START INPUT DATA

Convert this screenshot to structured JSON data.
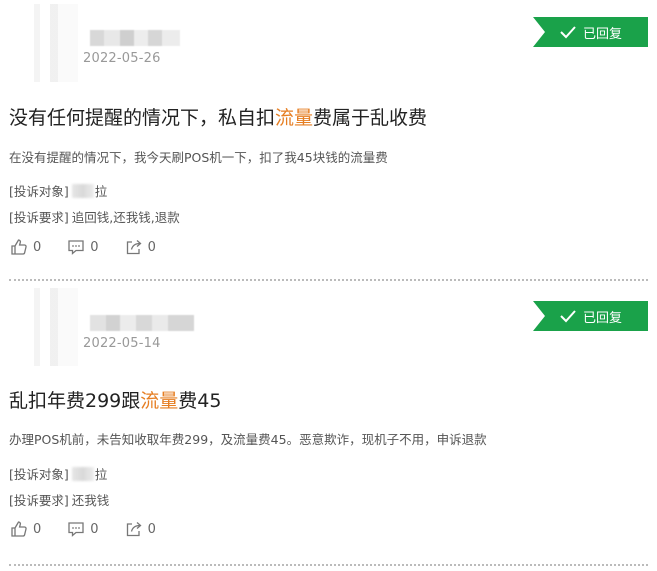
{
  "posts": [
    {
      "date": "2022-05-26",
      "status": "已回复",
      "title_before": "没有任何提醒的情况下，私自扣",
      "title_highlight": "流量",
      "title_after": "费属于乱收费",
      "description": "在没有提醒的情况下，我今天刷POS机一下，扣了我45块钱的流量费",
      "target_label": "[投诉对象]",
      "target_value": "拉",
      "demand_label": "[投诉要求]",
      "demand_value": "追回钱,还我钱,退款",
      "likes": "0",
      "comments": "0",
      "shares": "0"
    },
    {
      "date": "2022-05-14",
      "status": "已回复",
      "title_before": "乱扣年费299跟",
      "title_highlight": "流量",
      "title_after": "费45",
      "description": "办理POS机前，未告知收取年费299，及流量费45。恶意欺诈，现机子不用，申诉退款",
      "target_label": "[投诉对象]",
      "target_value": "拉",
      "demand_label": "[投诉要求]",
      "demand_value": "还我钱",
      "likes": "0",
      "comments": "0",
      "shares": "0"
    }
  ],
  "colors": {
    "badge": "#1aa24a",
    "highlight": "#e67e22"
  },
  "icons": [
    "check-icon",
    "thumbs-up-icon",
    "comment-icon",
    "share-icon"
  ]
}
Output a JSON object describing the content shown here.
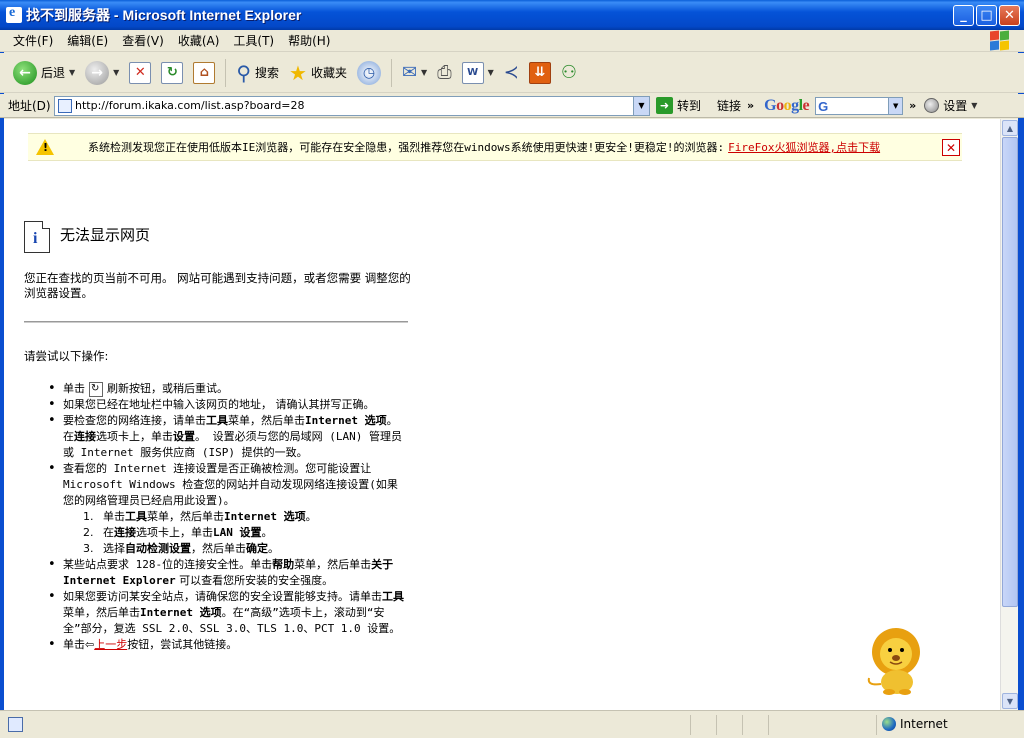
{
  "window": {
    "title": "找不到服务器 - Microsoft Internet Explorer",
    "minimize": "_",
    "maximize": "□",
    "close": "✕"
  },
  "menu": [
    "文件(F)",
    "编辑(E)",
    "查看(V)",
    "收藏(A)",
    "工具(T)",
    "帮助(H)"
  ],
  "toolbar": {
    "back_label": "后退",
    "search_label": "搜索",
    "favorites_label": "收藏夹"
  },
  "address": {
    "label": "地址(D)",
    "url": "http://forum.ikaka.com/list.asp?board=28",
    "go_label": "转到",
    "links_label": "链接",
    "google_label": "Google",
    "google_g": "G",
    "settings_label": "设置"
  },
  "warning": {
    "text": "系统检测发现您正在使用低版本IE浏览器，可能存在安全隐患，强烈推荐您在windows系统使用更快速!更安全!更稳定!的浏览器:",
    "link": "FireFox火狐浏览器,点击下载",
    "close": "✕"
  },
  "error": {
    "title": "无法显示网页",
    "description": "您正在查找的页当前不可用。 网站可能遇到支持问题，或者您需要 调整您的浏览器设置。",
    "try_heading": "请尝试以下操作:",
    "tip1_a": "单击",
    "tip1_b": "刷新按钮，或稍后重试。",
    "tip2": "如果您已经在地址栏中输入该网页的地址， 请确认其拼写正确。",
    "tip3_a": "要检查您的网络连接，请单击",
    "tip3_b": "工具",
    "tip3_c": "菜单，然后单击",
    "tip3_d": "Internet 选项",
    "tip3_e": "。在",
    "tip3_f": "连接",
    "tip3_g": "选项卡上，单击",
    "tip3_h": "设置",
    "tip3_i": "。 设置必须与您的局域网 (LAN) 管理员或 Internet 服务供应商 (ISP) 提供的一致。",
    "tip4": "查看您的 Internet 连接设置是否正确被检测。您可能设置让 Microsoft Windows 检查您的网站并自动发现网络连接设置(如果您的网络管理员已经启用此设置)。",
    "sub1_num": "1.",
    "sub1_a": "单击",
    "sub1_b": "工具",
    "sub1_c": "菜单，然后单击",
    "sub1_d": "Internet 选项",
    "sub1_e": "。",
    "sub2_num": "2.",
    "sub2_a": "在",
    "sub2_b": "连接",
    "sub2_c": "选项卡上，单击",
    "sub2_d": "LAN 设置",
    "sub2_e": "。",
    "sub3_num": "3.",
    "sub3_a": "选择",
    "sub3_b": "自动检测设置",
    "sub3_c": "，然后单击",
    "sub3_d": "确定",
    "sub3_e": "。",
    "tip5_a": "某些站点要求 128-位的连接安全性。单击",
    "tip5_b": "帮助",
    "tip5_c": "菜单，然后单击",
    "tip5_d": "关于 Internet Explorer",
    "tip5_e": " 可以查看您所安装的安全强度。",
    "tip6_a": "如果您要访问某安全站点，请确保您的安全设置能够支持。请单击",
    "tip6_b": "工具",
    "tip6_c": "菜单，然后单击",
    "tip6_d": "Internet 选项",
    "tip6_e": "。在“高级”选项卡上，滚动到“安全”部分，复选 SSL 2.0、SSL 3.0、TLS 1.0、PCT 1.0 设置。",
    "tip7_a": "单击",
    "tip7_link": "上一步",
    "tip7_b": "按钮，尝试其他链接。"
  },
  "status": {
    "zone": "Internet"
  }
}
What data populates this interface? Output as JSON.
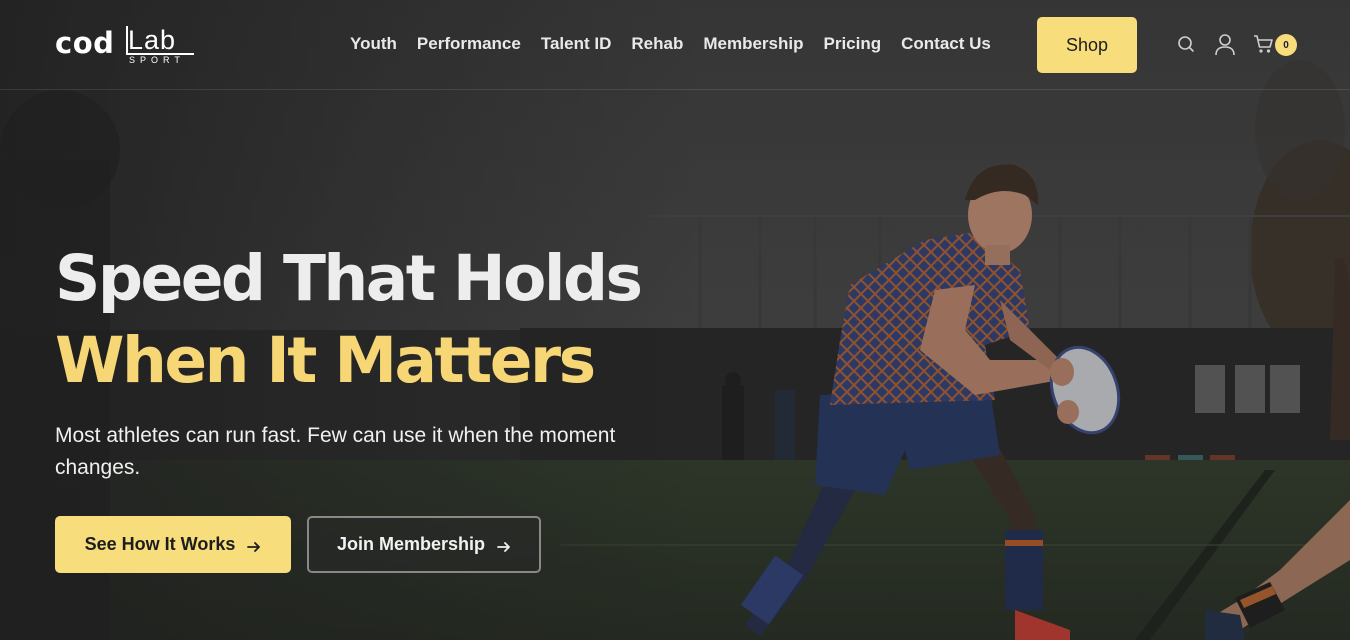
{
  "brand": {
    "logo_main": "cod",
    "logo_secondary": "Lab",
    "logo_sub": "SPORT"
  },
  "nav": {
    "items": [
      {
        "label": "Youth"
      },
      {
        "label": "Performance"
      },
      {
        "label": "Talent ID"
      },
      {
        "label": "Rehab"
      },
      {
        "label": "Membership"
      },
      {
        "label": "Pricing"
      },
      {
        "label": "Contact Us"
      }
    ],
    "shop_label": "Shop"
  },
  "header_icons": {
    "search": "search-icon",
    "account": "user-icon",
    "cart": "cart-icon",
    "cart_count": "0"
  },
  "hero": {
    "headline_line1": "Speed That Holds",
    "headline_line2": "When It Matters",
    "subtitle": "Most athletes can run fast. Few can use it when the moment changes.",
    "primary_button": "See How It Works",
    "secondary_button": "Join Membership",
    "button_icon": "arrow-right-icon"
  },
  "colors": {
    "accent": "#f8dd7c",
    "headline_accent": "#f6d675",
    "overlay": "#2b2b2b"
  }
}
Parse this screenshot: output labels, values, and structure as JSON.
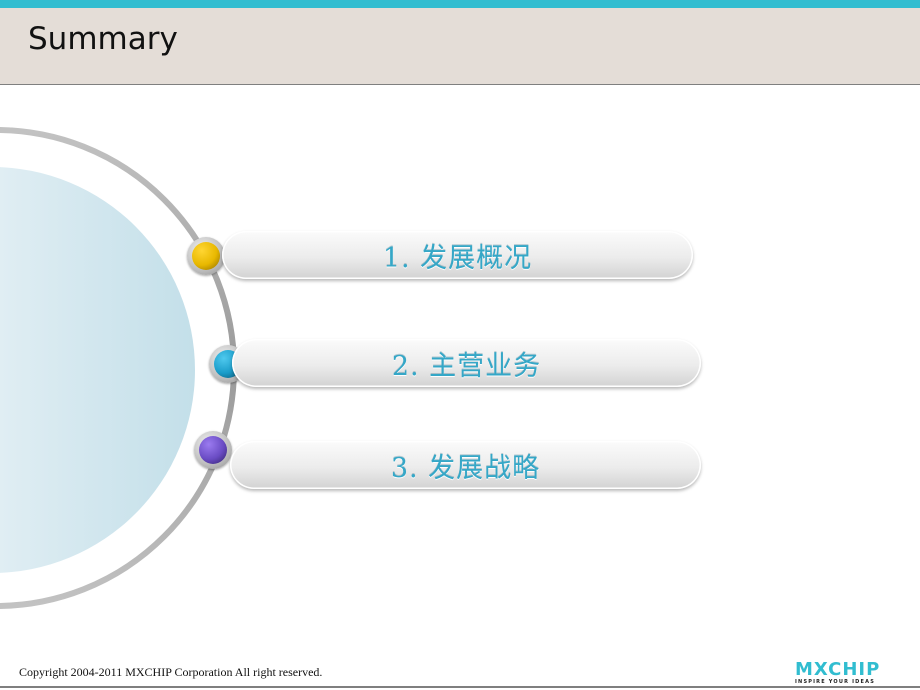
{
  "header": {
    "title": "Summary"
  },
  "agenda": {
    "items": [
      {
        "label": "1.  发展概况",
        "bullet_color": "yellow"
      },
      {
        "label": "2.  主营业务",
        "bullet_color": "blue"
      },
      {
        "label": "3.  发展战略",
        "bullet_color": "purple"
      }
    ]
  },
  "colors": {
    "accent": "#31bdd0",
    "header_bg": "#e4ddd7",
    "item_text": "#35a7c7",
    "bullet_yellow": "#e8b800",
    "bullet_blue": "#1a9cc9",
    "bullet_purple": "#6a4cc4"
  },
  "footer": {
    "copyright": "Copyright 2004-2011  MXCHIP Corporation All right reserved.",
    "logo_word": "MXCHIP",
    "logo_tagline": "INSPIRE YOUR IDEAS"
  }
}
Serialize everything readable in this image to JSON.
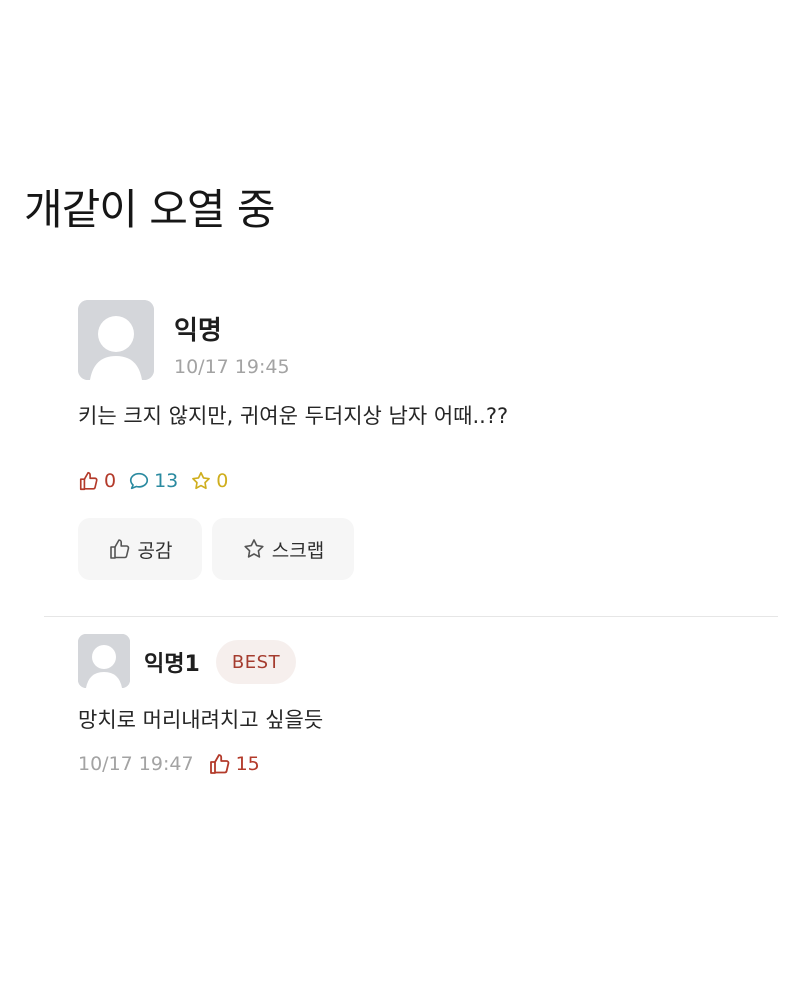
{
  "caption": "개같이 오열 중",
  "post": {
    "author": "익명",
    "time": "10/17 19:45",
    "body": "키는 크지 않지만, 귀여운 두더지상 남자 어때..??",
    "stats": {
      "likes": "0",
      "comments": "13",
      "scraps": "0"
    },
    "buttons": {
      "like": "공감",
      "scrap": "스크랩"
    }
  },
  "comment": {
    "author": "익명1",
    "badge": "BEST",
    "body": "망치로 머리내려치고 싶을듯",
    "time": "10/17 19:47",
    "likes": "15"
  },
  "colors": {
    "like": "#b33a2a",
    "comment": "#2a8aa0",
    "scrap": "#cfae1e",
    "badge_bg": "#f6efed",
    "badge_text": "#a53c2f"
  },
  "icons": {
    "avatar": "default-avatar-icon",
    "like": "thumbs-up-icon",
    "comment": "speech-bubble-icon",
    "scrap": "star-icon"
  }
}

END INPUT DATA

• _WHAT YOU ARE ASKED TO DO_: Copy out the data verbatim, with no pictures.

• _SOLUTION FOR THIS TASK_:
Convert this screenshot to structured JSON data.
{
  "posts": [
    {
      "date": "2022-05-26",
      "status": "已回复",
      "title_before": "没有任何提醒的情况下，私自扣",
      "title_highlight": "流量",
      "title_after": "费属于乱收费",
      "description": "在没有提醒的情况下，我今天刷POS机一下，扣了我45块钱的流量费",
      "target_label": "[投诉对象]",
      "target_value": "拉",
      "demand_label": "[投诉要求]",
      "demand_value": "追回钱,还我钱,退款",
      "likes": "0",
      "comments": "0",
      "shares": "0"
    },
    {
      "date": "2022-05-14",
      "status": "已回复",
      "title_before": "乱扣年费299跟",
      "title_highlight": "流量",
      "title_after": "费45",
      "description": "办理POS机前，未告知收取年费299，及流量费45。恶意欺诈，现机子不用，申诉退款",
      "target_label": "[投诉对象]",
      "target_value": "拉",
      "demand_label": "[投诉要求]",
      "demand_value": "还我钱",
      "likes": "0",
      "comments": "0",
      "shares": "0"
    }
  ],
  "colors": {
    "badge": "#1aa24a",
    "highlight": "#e67e22"
  },
  "icons": [
    "check-icon",
    "thumbs-up-icon",
    "comment-icon",
    "share-icon"
  ]
}
Output a JSON object describing the content shown here.
{
  "window": {
    "title": "找不到服务器 - Microsoft Internet Explorer",
    "minimize": "_",
    "maximize": "□",
    "close": "✕"
  },
  "menu": [
    "文件(F)",
    "编辑(E)",
    "查看(V)",
    "收藏(A)",
    "工具(T)",
    "帮助(H)"
  ],
  "toolbar": {
    "back_label": "后退",
    "search_label": "搜索",
    "favorites_label": "收藏夹"
  },
  "address": {
    "label": "地址(D)",
    "url": "http://forum.ikaka.com/list.asp?board=28",
    "go_label": "转到",
    "links_label": "链接",
    "google_label": "Google",
    "google_g": "G",
    "settings_label": "设置"
  },
  "warning": {
    "text": "系统检测发现您正在使用低版本IE浏览器，可能存在安全隐患，强烈推荐您在windows系统使用更快速!更安全!更稳定!的浏览器:",
    "link": "FireFox火狐浏览器,点击下载",
    "close": "✕"
  },
  "error": {
    "title": "无法显示网页",
    "description": "您正在查找的页当前不可用。 网站可能遇到支持问题，或者您需要 调整您的浏览器设置。",
    "try_heading": "请尝试以下操作:",
    "tip1_a": "单击",
    "tip1_b": "刷新按钮，或稍后重试。",
    "tip2": "如果您已经在地址栏中输入该网页的地址， 请确认其拼写正确。",
    "tip3_a": "要检查您的网络连接，请单击",
    "tip3_b": "工具",
    "tip3_c": "菜单，然后单击",
    "tip3_d": "Internet 选项",
    "tip3_e": "。在",
    "tip3_f": "连接",
    "tip3_g": "选项卡上，单击",
    "tip3_h": "设置",
    "tip3_i": "。 设置必须与您的局域网 (LAN) 管理员或 Internet 服务供应商 (ISP) 提供的一致。",
    "tip4": "查看您的 Internet 连接设置是否正确被检测。您可能设置让 Microsoft Windows 检查您的网站并自动发现网络连接设置(如果您的网络管理员已经启用此设置)。",
    "sub1_num": "1.",
    "sub1_a": "单击",
    "sub1_b": "工具",
    "sub1_c": "菜单，然后单击",
    "sub1_d": "Internet 选项",
    "sub1_e": "。",
    "sub2_num": "2.",
    "sub2_a": "在",
    "sub2_b": "连接",
    "sub2_c": "选项卡上，单击",
    "sub2_d": "LAN 设置",
    "sub2_e": "。",
    "sub3_num": "3.",
    "sub3_a": "选择",
    "sub3_b": "自动检测设置",
    "sub3_c": "，然后单击",
    "sub3_d": "确定",
    "sub3_e": "。",
    "tip5_a": "某些站点要求 128-位的连接安全性。单击",
    "tip5_b": "帮助",
    "tip5_c": "菜单，然后单击",
    "tip5_d": "关于 Internet Explorer",
    "tip5_e": " 可以查看您所安装的安全强度。",
    "tip6_a": "如果您要访问某安全站点，请确保您的安全设置能够支持。请单击",
    "tip6_b": "工具",
    "tip6_c": "菜单，然后单击",
    "tip6_d": "Internet 选项",
    "tip6_e": "。在“高级”选项卡上，滚动到“安全”部分，复选 SSL 2.0、SSL 3.0、TLS 1.0、PCT 1.0 设置。",
    "tip7_a": "单击",
    "tip7_link": "上一步",
    "tip7_b": "按钮，尝试其他链接。"
  },
  "status": {
    "zone": "Internet"
  }
}
What data populates this interface? Output as JSON.
{
  "brand": {
    "logo_main": "cod",
    "logo_secondary": "Lab",
    "logo_sub": "SPORT"
  },
  "nav": {
    "items": [
      {
        "label": "Youth"
      },
      {
        "label": "Performance"
      },
      {
        "label": "Talent ID"
      },
      {
        "label": "Rehab"
      },
      {
        "label": "Membership"
      },
      {
        "label": "Pricing"
      },
      {
        "label": "Contact Us"
      }
    ],
    "shop_label": "Shop"
  },
  "header_icons": {
    "search": "search-icon",
    "account": "user-icon",
    "cart": "cart-icon",
    "cart_count": "0"
  },
  "hero": {
    "headline_line1": "Speed That Holds",
    "headline_line2": "When It Matters",
    "subtitle": "Most athletes can run fast. Few can use it when the moment changes.",
    "primary_button": "See How It Works",
    "secondary_button": "Join Membership",
    "button_icon": "arrow-right-icon"
  },
  "colors": {
    "accent": "#f8dd7c",
    "headline_accent": "#f6d675",
    "overlay": "#2b2b2b"
  }
}
Parse this screenshot: output labels, values, and structure as JSON.
{
  "header": {
    "title": "Summary"
  },
  "agenda": {
    "items": [
      {
        "label": "1.  发展概况",
        "bullet_color": "yellow"
      },
      {
        "label": "2.  主营业务",
        "bullet_color": "blue"
      },
      {
        "label": "3.  发展战略",
        "bullet_color": "purple"
      }
    ]
  },
  "colors": {
    "accent": "#31bdd0",
    "header_bg": "#e4ddd7",
    "item_text": "#35a7c7",
    "bullet_yellow": "#e8b800",
    "bullet_blue": "#1a9cc9",
    "bullet_purple": "#6a4cc4"
  },
  "footer": {
    "copyright": "Copyright 2004-2011  MXCHIP Corporation All right reserved.",
    "logo_word": "MXCHIP",
    "logo_tagline": "INSPIRE YOUR IDEAS"
  }
}
Serialize everything readable in this image to JSON.
{
  "caption": "개같이 오열 중",
  "post": {
    "author": "익명",
    "time": "10/17 19:45",
    "body": "키는 크지 않지만, 귀여운 두더지상 남자 어때..??",
    "stats": {
      "likes": "0",
      "comments": "13",
      "scraps": "0"
    },
    "buttons": {
      "like": "공감",
      "scrap": "스크랩"
    }
  },
  "comment": {
    "author": "익명1",
    "badge": "BEST",
    "body": "망치로 머리내려치고 싶을듯",
    "time": "10/17 19:47",
    "likes": "15"
  },
  "colors": {
    "like": "#b33a2a",
    "comment": "#2a8aa0",
    "scrap": "#cfae1e",
    "badge_bg": "#f6efed",
    "badge_text": "#a53c2f"
  },
  "icons": {
    "avatar": "default-avatar-icon",
    "like": "thumbs-up-icon",
    "comment": "speech-bubble-icon",
    "scrap": "star-icon"
  }
}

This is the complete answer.